After a chance discovery in a box of old letters, Jo Faulkner got in touch with a relative with a learning disability who had been hidden away since childhood
Growing up, Jo Faulkner often wondered about the mysterious Fred Burdon Charlton – the only child of her grandmother’s sister. She was only ever told that he ‘wasn’t right’ and had been taken away to be cared for.
Like many people with a learning disability in the middle of the 20th century, Fred had been viewed with shame and hidden away. “My grandmother mentioned him in the course of looking at family photographs,” says Jo, 37, from Yarm, in North Yorkshire. “Though he was very rarely talked of.”
It was only after Jo’s grandmother died, in November 2007, that Jo found a clue about her relative. Sorting through some of her grandmother’s paperwork, she chanced upon an envelope addressed to her grandmother and her grandmother’s brother. “It contained information about money that had been put aside to pay for Fred’s care,” says Jo.
The envelope also contained a report on Fred, which mentioned White Lodge – a Mencap supported living service in North Yorkshire. Jo says: “It was very lucky. Had it not survived, there would have been no clue whatsoever to his whereabouts.”
Jo found a phone number for White Lodge on the internet and called it the next day. “I didn’t know if he would still be there, or if he was even still alive.” Thankfully he was, and Jo arranged to meet Fred at a local park the following week.
Jo was thrilled to finally meet Fred. “I thought I might feel sad or guilty,” she says. “But it was a really happy and positive experience. He looked so much like his mother – there was no mistaking who he was.”
Fred, now 67, has profound and multiple learning disabilities. He is also registered blind and has epilepsy. “It was difficult to know if he understood who I was – I needed to get to know the mannerisms that he uses to communicate.” In hindsight, Fred’s support staff and Jo agree that he was in a calm and happy mood that day.
Fred and Jo now meet every fortnight. “Each time, I take him a bunch of freesias in the hope that he makes the link between their smell and my visit,” she says.
Naturally, Jo has begun to seek answers about Fred’s life before he moved to White Lodge. As a researcher for a local museum, it’s a task that matches her skills.
Fred, born in 1944, was an only child. Jo believes that it was his domineering father who made the decision to put him into care. “I understand that back then it must have been daunting to have a child with all those conditions, but I think it was still quite heartbreaking for his mother to let him go.”
Jo discovered that in 1948, an institutional place was requested for Fred. “Then in 1956, he was admitted to Aycliffe Hospital in County Durham.” It’s unclear what happened between 1948 and 1956 – Aycliffe Hospital had a children’s section, so Fred could well have been living there.

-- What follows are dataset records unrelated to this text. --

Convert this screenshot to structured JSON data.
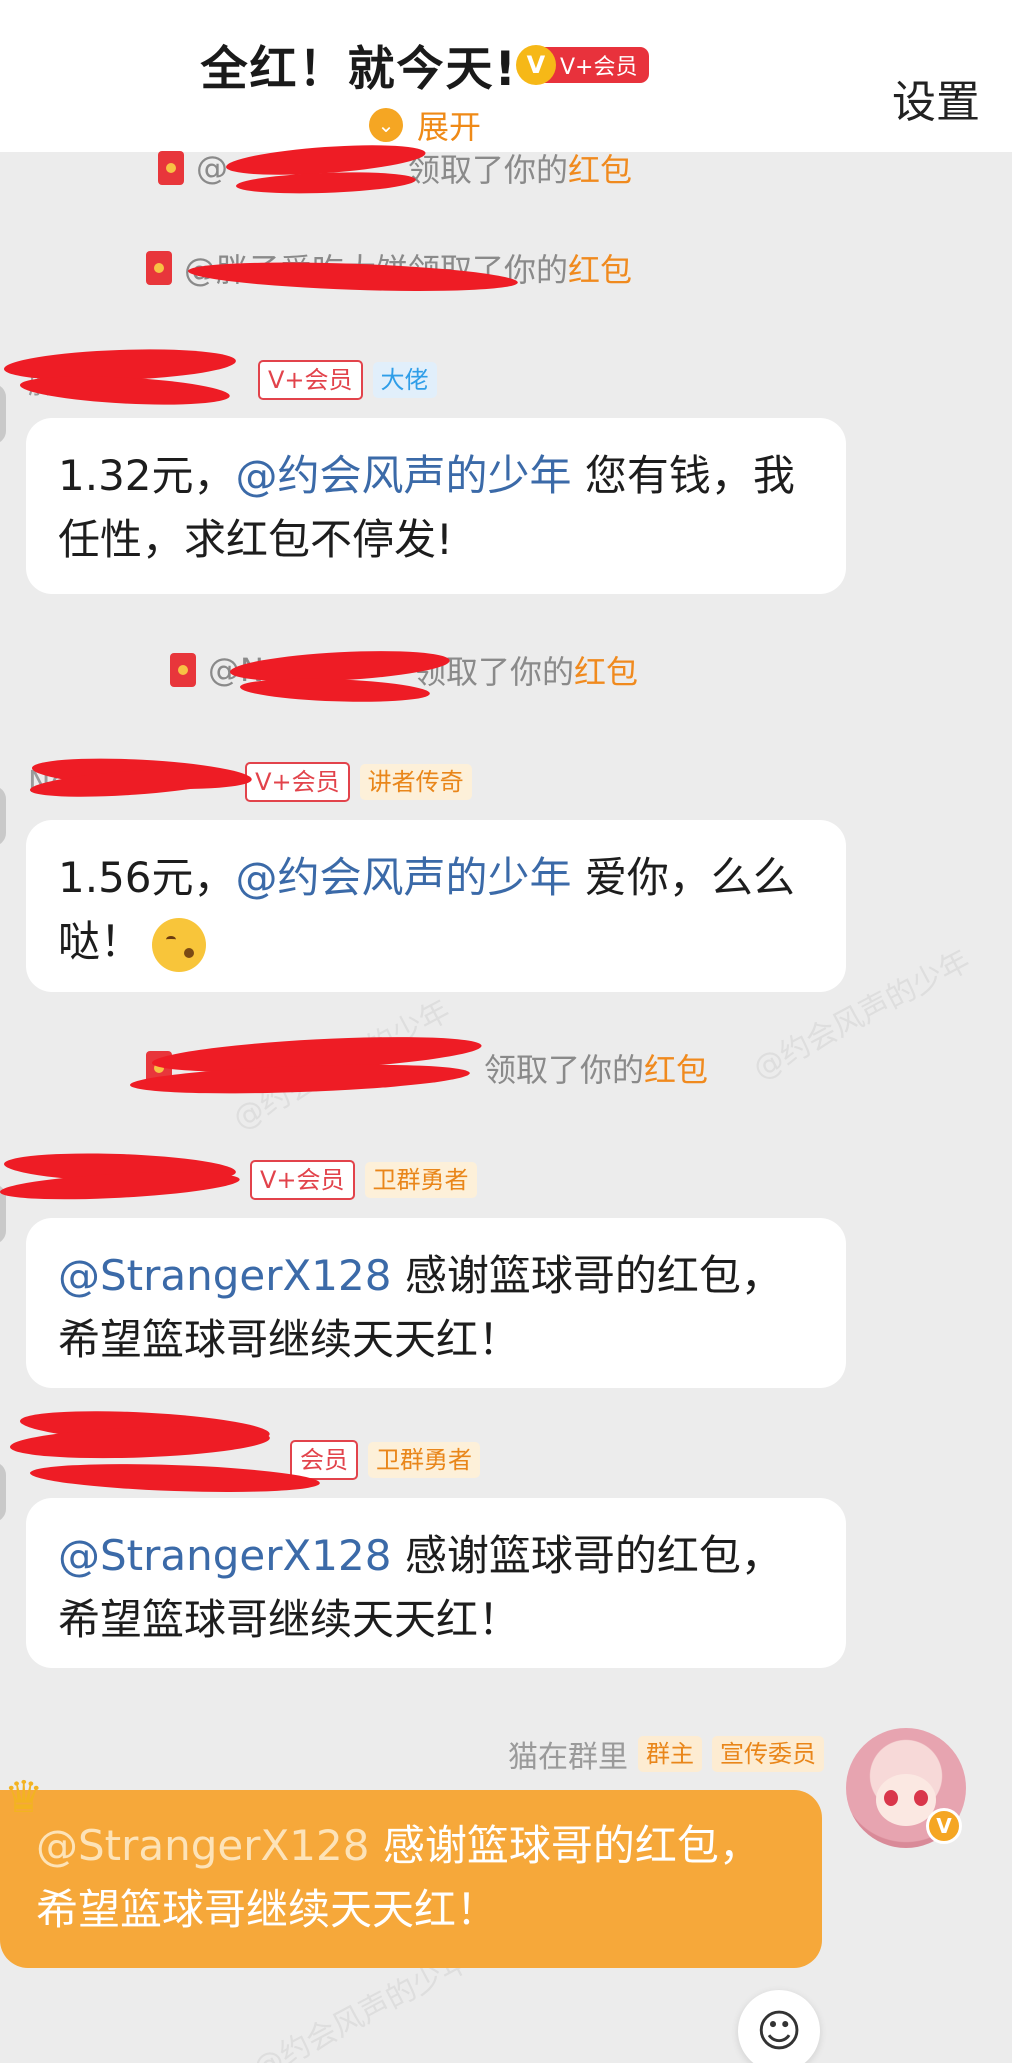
{
  "header": {
    "title": "全红！就今天!",
    "vip_badge_label": "V+会员",
    "vip_badge_letter": "V",
    "expand_label": "展开",
    "settings_label": "设置"
  },
  "notices": [
    {
      "user": "@",
      "action": "领取了你的",
      "highlight": "红包"
    },
    {
      "user": "@胖子爱吃大饼",
      "action": "领取了你的",
      "highlight": "红包"
    },
    {
      "user": "@N",
      "action": "领取了你的",
      "highlight": "红包"
    },
    {
      "user": "",
      "action": "领取了你的",
      "highlight": "红包"
    }
  ],
  "messages": [
    {
      "sender": "胖",
      "tags": [
        "V+会员",
        "大佬"
      ],
      "amount": "1.32元，",
      "mention": "@约会风声的少年",
      "text": " 您有钱，我任性，求红包不停发!"
    },
    {
      "sender": "Neve",
      "tags": [
        "V+会员",
        "讲者传奇"
      ],
      "amount": "1.56元，",
      "mention": "@约会风声的少年",
      "text": " 爱你，么么哒！"
    },
    {
      "sender": "",
      "tags": [
        "V+会员",
        "卫群勇者"
      ],
      "mention": "@StrangerX128",
      "text": " 感谢篮球哥的红包，希望篮球哥继续天天红！"
    },
    {
      "sender": "",
      "tags": [
        "会员",
        "卫群勇者"
      ],
      "mention": "@StrangerX128",
      "text": " 感谢篮球哥的红包，希望篮球哥继续天天红！"
    }
  ],
  "own_message": {
    "sender": "猫在群里",
    "tags": [
      "群主",
      "宣传委员"
    ],
    "mention": "@StrangerX128",
    "text": " 感谢篮球哥的红包，希望篮球哥继续天天红！",
    "verify_letter": "V"
  },
  "watermark": "@约会风声的少年",
  "icons": {
    "expand": "chevron-down-circle-icon",
    "envelope": "red-envelope-icon",
    "crown": "crown-icon",
    "emoji": "smiley-plus-icon"
  },
  "colors": {
    "accent_orange": "#f6a83a",
    "link_blue": "#3b6aa8",
    "redaction": "#ee1c25"
  }
}
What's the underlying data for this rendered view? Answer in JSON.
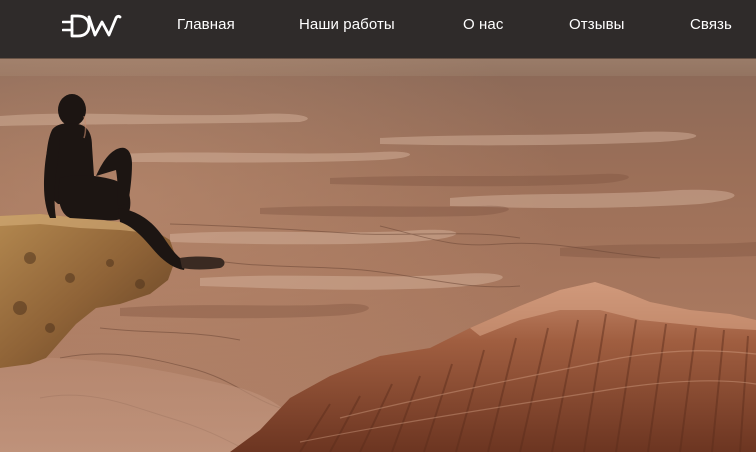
{
  "header": {
    "logo_text": "DW",
    "nav": [
      {
        "label": "Главная"
      },
      {
        "label": "Наши работы"
      },
      {
        "label": "О нас"
      },
      {
        "label": "Отзывы"
      },
      {
        "label": "Связь"
      }
    ]
  },
  "hero": {
    "image": "desert-canyon-person-sitting-on-cliff"
  },
  "colors": {
    "navbar_bg": "#2f2b2a",
    "nav_text": "#ffffff"
  }
}
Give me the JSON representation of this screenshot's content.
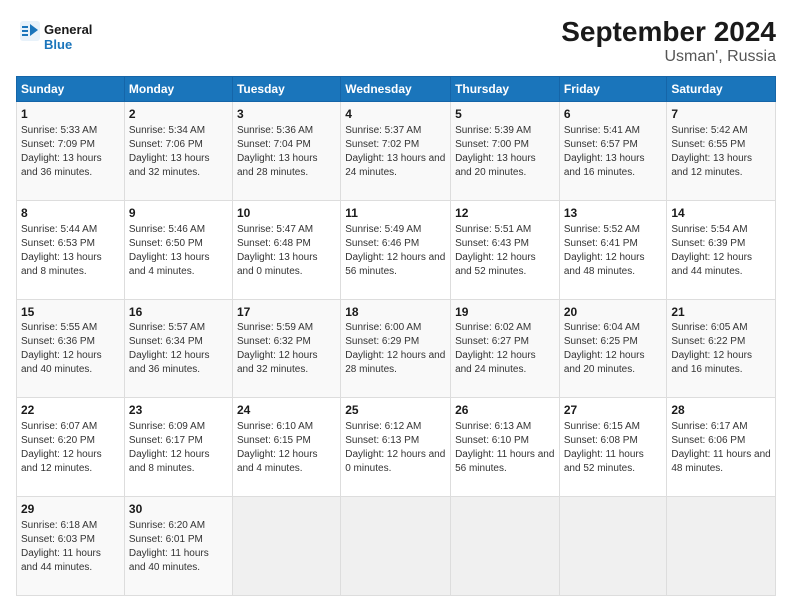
{
  "logo": {
    "name1": "General",
    "name2": "Blue"
  },
  "title": "September 2024",
  "subtitle": "Usman', Russia",
  "headers": [
    "Sunday",
    "Monday",
    "Tuesday",
    "Wednesday",
    "Thursday",
    "Friday",
    "Saturday"
  ],
  "weeks": [
    [
      {
        "day": "1",
        "sunrise": "5:33 AM",
        "sunset": "7:09 PM",
        "daylight": "13 hours and 36 minutes."
      },
      {
        "day": "2",
        "sunrise": "5:34 AM",
        "sunset": "7:06 PM",
        "daylight": "13 hours and 32 minutes."
      },
      {
        "day": "3",
        "sunrise": "5:36 AM",
        "sunset": "7:04 PM",
        "daylight": "13 hours and 28 minutes."
      },
      {
        "day": "4",
        "sunrise": "5:37 AM",
        "sunset": "7:02 PM",
        "daylight": "13 hours and 24 minutes."
      },
      {
        "day": "5",
        "sunrise": "5:39 AM",
        "sunset": "7:00 PM",
        "daylight": "13 hours and 20 minutes."
      },
      {
        "day": "6",
        "sunrise": "5:41 AM",
        "sunset": "6:57 PM",
        "daylight": "13 hours and 16 minutes."
      },
      {
        "day": "7",
        "sunrise": "5:42 AM",
        "sunset": "6:55 PM",
        "daylight": "13 hours and 12 minutes."
      }
    ],
    [
      {
        "day": "8",
        "sunrise": "5:44 AM",
        "sunset": "6:53 PM",
        "daylight": "13 hours and 8 minutes."
      },
      {
        "day": "9",
        "sunrise": "5:46 AM",
        "sunset": "6:50 PM",
        "daylight": "13 hours and 4 minutes."
      },
      {
        "day": "10",
        "sunrise": "5:47 AM",
        "sunset": "6:48 PM",
        "daylight": "13 hours and 0 minutes."
      },
      {
        "day": "11",
        "sunrise": "5:49 AM",
        "sunset": "6:46 PM",
        "daylight": "12 hours and 56 minutes."
      },
      {
        "day": "12",
        "sunrise": "5:51 AM",
        "sunset": "6:43 PM",
        "daylight": "12 hours and 52 minutes."
      },
      {
        "day": "13",
        "sunrise": "5:52 AM",
        "sunset": "6:41 PM",
        "daylight": "12 hours and 48 minutes."
      },
      {
        "day": "14",
        "sunrise": "5:54 AM",
        "sunset": "6:39 PM",
        "daylight": "12 hours and 44 minutes."
      }
    ],
    [
      {
        "day": "15",
        "sunrise": "5:55 AM",
        "sunset": "6:36 PM",
        "daylight": "12 hours and 40 minutes."
      },
      {
        "day": "16",
        "sunrise": "5:57 AM",
        "sunset": "6:34 PM",
        "daylight": "12 hours and 36 minutes."
      },
      {
        "day": "17",
        "sunrise": "5:59 AM",
        "sunset": "6:32 PM",
        "daylight": "12 hours and 32 minutes."
      },
      {
        "day": "18",
        "sunrise": "6:00 AM",
        "sunset": "6:29 PM",
        "daylight": "12 hours and 28 minutes."
      },
      {
        "day": "19",
        "sunrise": "6:02 AM",
        "sunset": "6:27 PM",
        "daylight": "12 hours and 24 minutes."
      },
      {
        "day": "20",
        "sunrise": "6:04 AM",
        "sunset": "6:25 PM",
        "daylight": "12 hours and 20 minutes."
      },
      {
        "day": "21",
        "sunrise": "6:05 AM",
        "sunset": "6:22 PM",
        "daylight": "12 hours and 16 minutes."
      }
    ],
    [
      {
        "day": "22",
        "sunrise": "6:07 AM",
        "sunset": "6:20 PM",
        "daylight": "12 hours and 12 minutes."
      },
      {
        "day": "23",
        "sunrise": "6:09 AM",
        "sunset": "6:17 PM",
        "daylight": "12 hours and 8 minutes."
      },
      {
        "day": "24",
        "sunrise": "6:10 AM",
        "sunset": "6:15 PM",
        "daylight": "12 hours and 4 minutes."
      },
      {
        "day": "25",
        "sunrise": "6:12 AM",
        "sunset": "6:13 PM",
        "daylight": "12 hours and 0 minutes."
      },
      {
        "day": "26",
        "sunrise": "6:13 AM",
        "sunset": "6:10 PM",
        "daylight": "11 hours and 56 minutes."
      },
      {
        "day": "27",
        "sunrise": "6:15 AM",
        "sunset": "6:08 PM",
        "daylight": "11 hours and 52 minutes."
      },
      {
        "day": "28",
        "sunrise": "6:17 AM",
        "sunset": "6:06 PM",
        "daylight": "11 hours and 48 minutes."
      }
    ],
    [
      {
        "day": "29",
        "sunrise": "6:18 AM",
        "sunset": "6:03 PM",
        "daylight": "11 hours and 44 minutes."
      },
      {
        "day": "30",
        "sunrise": "6:20 AM",
        "sunset": "6:01 PM",
        "daylight": "11 hours and 40 minutes."
      },
      null,
      null,
      null,
      null,
      null
    ]
  ]
}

Although the last NHS-run long-stay hospital closed in 2009, they were once prolific. In 1969, there were around 60,000 people living in the institutions. ‘Patients’ commonly slept in large wards, had very few personal freedoms and often shared clothes and everything they did with a large group of people.
Jo has discovered that the hospital made a request for Fred to visit his parents for a holiday when he was 21. “But Fred’s father replied, saying that they couldn’t have him, as he was off work sick and his wife was too busy looking after Fred’s grandfather.” There is no record of any family visits to Fred at Aycliffe.
Fred remained at Aycliffe Hospital until 1993, when he moved into the newly established White Lodge service. Since then, Fred’s life has changed immeasurably. Jo says that Fred likes to be outdoors and enjoys theatre trips and 60s music. Together, they go for coffee or to a garden centre, and have visited stately homes, where Fred likes to listen to the audio guides.
Over recent years, Fred has enjoyed a number of holidays. “His holidays seem to do him the world of good,” says Jo, who has helped his support workers to plan the trips. “He’s had a few holidays in parts of Britain, but for the last two years, he’s been on cruises. There is everything that he loves on a ship – musical entertainment, people to meet and formal dinners to go to in his tuxedo.” Fred can also go to the different port towns to soak up the atmosphere. “As far as I’m concerned, it’s all about him trying new things,” says Jo. “He’s got so much lost time to make up for.”
The chance rediscovery of Fred has also had an effect on Jo’s life. “Fred has taught me a lot about patience, trust and all the qualities he has,” reflects Jo.
“He has also opened my eyes to some unpleasant things as well. When I’m out with Fred, I sometimes see people staring or moving away – it makes me want to change things and try to alter people’s attitudes.
“But above all else, he’s a long-lost relative that I’m pleased to have finally met. It’s led me to wonder how many other people are out there who don’t know if they have a relative like Fred.”